This week’s comic review list included, to my pleasant surprise, a lengthy comic book by Neil Gaiman, titled “Troll Bridge.” One look at the art, and I saw a unique story, lacking the usual superheros, dialog bubbles, and SMASH texts. I decided to give it a try.
At the end, I felt slightly disoriented. Perhaps the story had pulled me in more than I usually let a comic book, with an ending that was so strange, unique, and unexpected, that it left me with a whirling mind, trying to figure out whether I liked it or not.
Okay, I’ll tell you what it’s all about. You’re dying to know after all, I can tell.
This little boy loves to explore. But little does he know he will find something beyond his wildest nightmares, something worse than the haunted mansion by his house: a troll under the bridge who wants to eat his life. Three times, the boy encounters the troll. The first time, he gets away with the excuse that he’ll come back next time, bigger and juicier. The troll accepts. The second time, he arrives with his girlfriend, whom the troll freezes. The third time, he is a grown man, an adult, with no life worth living. This time, the man lets the troll eat his life. When this happens, this man becomes a troll, and the troll becomes himself and walks away. The little boy, the man, who is now a troll, sits under the bridge, and does not ever come out.
What I loved about this comic is that it was so different from all the other comics I’ve read. 1) There were no superheros, action, or violence. Yeah, try to imagine a comic without all that. Gaiman pulled it off incredibly well. Also 2) it was told in first person. FIRST PERSON. Have you ever read a comic like that? The text bubbles were following the main character around, but instead of dialog in the bubbles, it was his thoughts. In fact, the whole comic was basically a short story, but with more illustration than text. I thought it was genius. 3) The art was beautiful. The artist, Colleen Doran, put a lot of time and skill into making the comic a beautiful story. 4) An actual novelist wrote this comic. Neil Gaiman, people. He’s an amazing writer and he’s written so many different stuff, including well known fantasy and science fiction novels, short stories, screenplays, scripts, and even some Doctor Who episodes. He also gave a speech called “Make Good Art,” an inspirational and motivating message to all creators of art, which I loved. Not only is he a writer, but he’s a GOOD writer, which made all the difference with this comic, Troll Bridge. 5) I liked how the story was unique, but that it also had nods to the fairy tale Three Goats Gruff, but it is the same person that comes each time, and each time he gets older and bigger, with more life experience. At the end, instead of getting eaten, he becomes the troll. Yes, that’s the disorienting part. Me no like … which brings us to our …

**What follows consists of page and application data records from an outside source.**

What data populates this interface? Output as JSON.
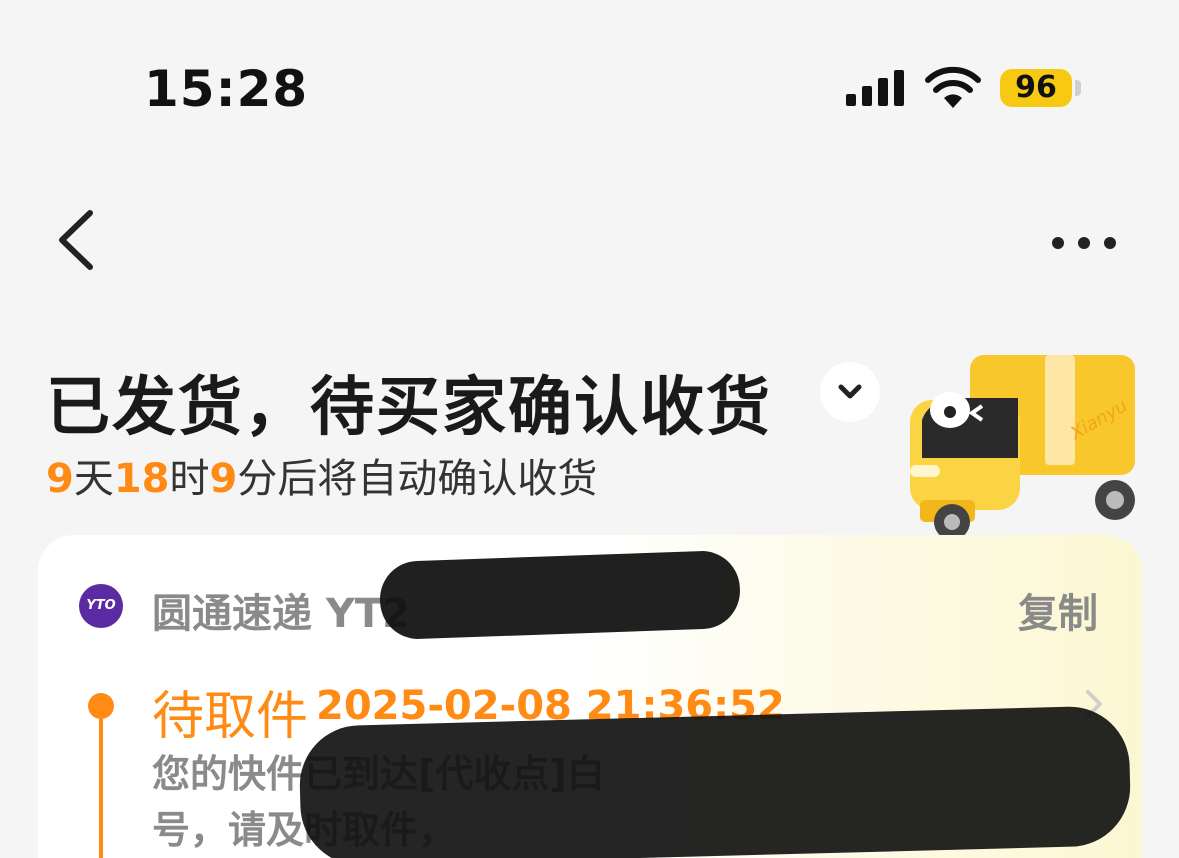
{
  "status_bar": {
    "time": "15:28",
    "battery": "96",
    "icons": [
      "signal-icon",
      "wifi-icon",
      "battery-icon"
    ]
  },
  "nav": {
    "back_icon": "chevron-left-icon",
    "more_icon": "more-dots-icon"
  },
  "order_status": {
    "title": "已发货，待买家确认收货",
    "expand_icon": "chevron-down-icon",
    "countdown": {
      "days": "9",
      "days_unit": "天",
      "hours": "18",
      "hours_unit": "时",
      "minutes": "9",
      "minutes_unit": "分后将自动确认收货"
    },
    "truck_brand": "Xianyu"
  },
  "logistics": {
    "carrier_logo_text": "YTO",
    "carrier_line": "圆通速递 YT2",
    "copy_label": "复制",
    "latest_event": {
      "status": "待取件",
      "time": "2025-02-08 21:36:52",
      "detail_line1": "您的快件已到达[代收点]白",
      "detail_line2": "号，请及时取件，"
    }
  },
  "colors": {
    "accent": "#ff8a14",
    "battery": "#f7c913",
    "carrier": "#5a2ba2",
    "background": "#f5f5f5"
  }
}
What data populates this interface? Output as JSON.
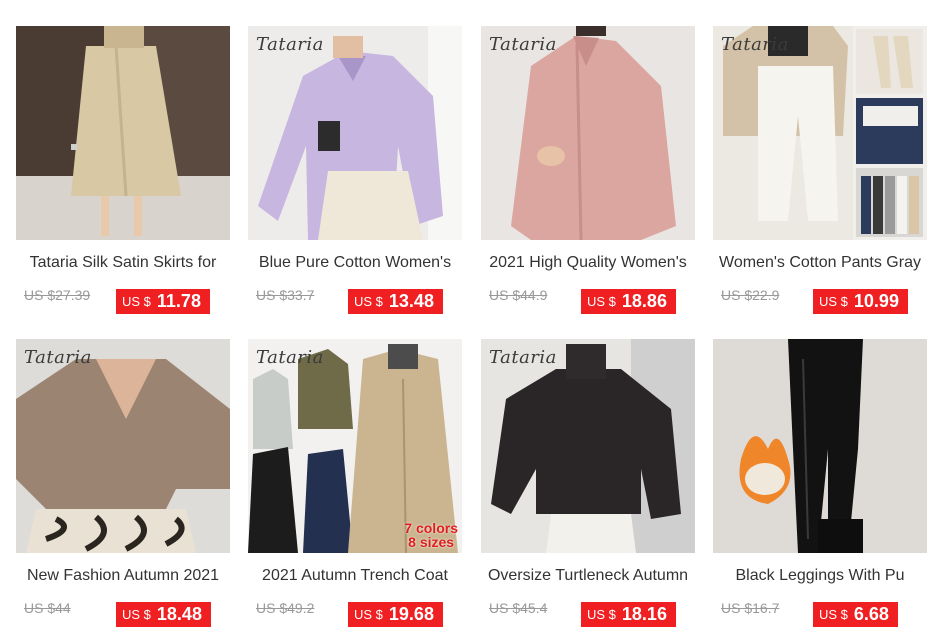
{
  "products": [
    {
      "brand": "",
      "title": "Tataria Silk Satin Skirts for",
      "original_price": "US $27.39",
      "currency": "US $",
      "price": "11.78"
    },
    {
      "brand": "Tataria",
      "title": "Blue Pure Cotton Women's",
      "original_price": "US $33.7",
      "currency": "US $",
      "price": "13.48"
    },
    {
      "brand": "Tataria",
      "title": "2021 High Quality Women's",
      "original_price": "US $44.9",
      "currency": "US $",
      "price": "18.86"
    },
    {
      "brand": "Tataria",
      "title": "Women's Cotton Pants Gray",
      "original_price": "US $22.9",
      "currency": "US $",
      "price": "10.99"
    },
    {
      "brand": "Tataria",
      "title": "New Fashion Autumn 2021",
      "original_price": "US $44",
      "currency": "US $",
      "price": "18.48"
    },
    {
      "brand": "Tataria",
      "title": "2021 Autumn Trench Coat",
      "original_price": "US $49.2",
      "currency": "US $",
      "price": "19.68",
      "badge_line1": "7 colors",
      "badge_line2": "8 sizes"
    },
    {
      "brand": "Tataria",
      "title": "Oversize Turtleneck Autumn",
      "original_price": "US $45.4",
      "currency": "US $",
      "price": "18.16"
    },
    {
      "brand": "",
      "title": "Black Leggings With Pu",
      "original_price": "US $16.7",
      "currency": "US $",
      "price": "6.68"
    }
  ],
  "colors": {
    "price_bg": "#ef1f22",
    "title": "#333333",
    "strike": "#999999"
  }
}
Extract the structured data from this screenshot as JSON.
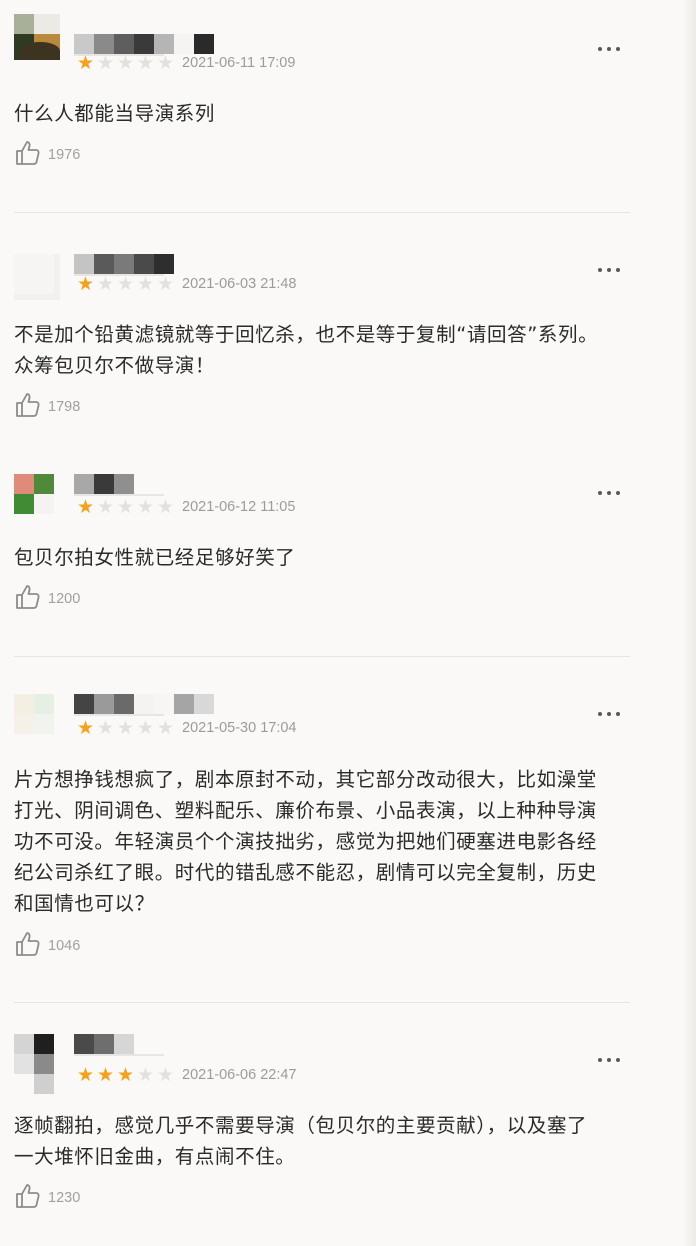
{
  "comments": [
    {
      "date": "2021-06-11 17:09",
      "rating": 1,
      "text_lines": [
        "什么人都能当导演系列"
      ],
      "likes": "1976",
      "avatar_icon": "user-avatar-icon"
    },
    {
      "date": "2021-06-03 21:48",
      "rating": 1,
      "text_lines": [
        "不是加个铅黄滤镜就等于回忆杀，也不是等于复制“请回答”系列。",
        "众筹包贝尔不做导演！"
      ],
      "likes": "1798",
      "avatar_icon": "user-avatar-icon"
    },
    {
      "date": "2021-06-12 11:05",
      "rating": 1,
      "text_lines": [
        "包贝尔拍女性就已经足够好笑了"
      ],
      "likes": "1200",
      "avatar_icon": "user-avatar-icon"
    },
    {
      "date": "2021-05-30 17:04",
      "rating": 1,
      "text_lines": [
        "片方想挣钱想疯了，剧本原封不动，其它部分改动很大，比如澡堂",
        "打光、阴间调色、塑料配乐、廉价布景、小品表演，以上种种导演",
        "功不可没。年轻演员个个演技拙劣，感觉为把她们硬塞进电影各经",
        "纪公司杀红了眼。时代的错乱感不能忍，剧情可以完全复制，历史",
        "和国情也可以？"
      ],
      "likes": "1046",
      "avatar_icon": "user-avatar-icon"
    },
    {
      "date": "2021-06-06 22:47",
      "rating": 3,
      "text_lines": [
        "逐帧翻拍，感觉几乎不需要导演（包贝尔的主要贡献），以及塞了",
        "一大堆怀旧金曲，有点闹不住。"
      ],
      "likes": "1230",
      "avatar_icon": "user-avatar-icon"
    }
  ],
  "icons": {
    "like": "thumbs-up-icon",
    "more": "more-options-icon",
    "star": "star-icon"
  },
  "colors": {
    "star_on": "#f5a11c",
    "star_off": "#e3e1de",
    "meta_text": "#9e9b97",
    "background": "#faf9f7"
  }
}
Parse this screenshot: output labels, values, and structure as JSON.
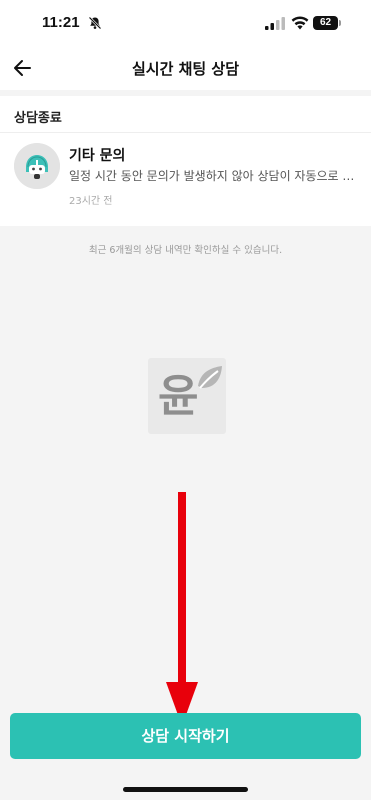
{
  "status_bar": {
    "time": "11:21",
    "battery": "62"
  },
  "header": {
    "title": "실시간 채팅 상담"
  },
  "section": {
    "title": "상담종료",
    "items": [
      {
        "title": "기타 문의",
        "preview": "일정 시간 동안 문의가 발생하지 않아 상담이 자동으로 종료되었습니다.",
        "time": "23시간 전"
      }
    ]
  },
  "notice": "최근 6개월의 상담 내역만 확인하실 수 있습니다.",
  "watermark": {
    "text": "윤"
  },
  "start_button": {
    "label": "상담 시작하기"
  },
  "colors": {
    "accent": "#2cc1b3",
    "annotation_arrow": "#e8000b"
  }
}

There were plenty of things I found in this comic that helped me decide easily enough not to read it again. 1) THIS IS NOT A CHILDREN’S COMIC. The cover and the art and the way it started out leads one to think this may be a children’s story, but no. The boy grows older, he becomes a teenager, and later a man. There are a lot of adult themes with mentions of sex, divorce, and other things that I don’t think anyone should approve of, child or adult. This really sort of ruined it for me because at first it was going swimmingly. Also 2) the art in some sections was slightly creepy, and I don’t think the artist even intended it to be in those certain areas. Of course the troll was creepy, but there was a scene where the little boy was happy and running, but the art for that panel creeped me out. No idea why. 3) The story is pretty dark. Very dark, actually. The boy, Jack, doesn’t marry his girlfriend, but marries someone else and has a kid, but the wife divorces him, so Jack decides to leave his house and walk nowhere … well, to the bridge, where the troll is waiting for him, and the troll … eats … his life … which ends up with Jack becoming the troll and the troll becoming Jack. Which is interesting in a way, but it struck me as more twisted and creepy at the time.
So, summed up, I’d give this comic a 2 star rating out of 5. If you happen to really like Neil Gaiman and his weirdness and finding out that he wrote this comic means the world to you, then go ahead, you may enjoy it. But for those of you who are like me and don’t exactly appreciate the twisted sort of weirdness that is common in Troll Bridge, consider this read carefully before diving in.
Have you read this comic or want to? What are your thoughts? Let us know in the comments below and don’t forget to share on the social media!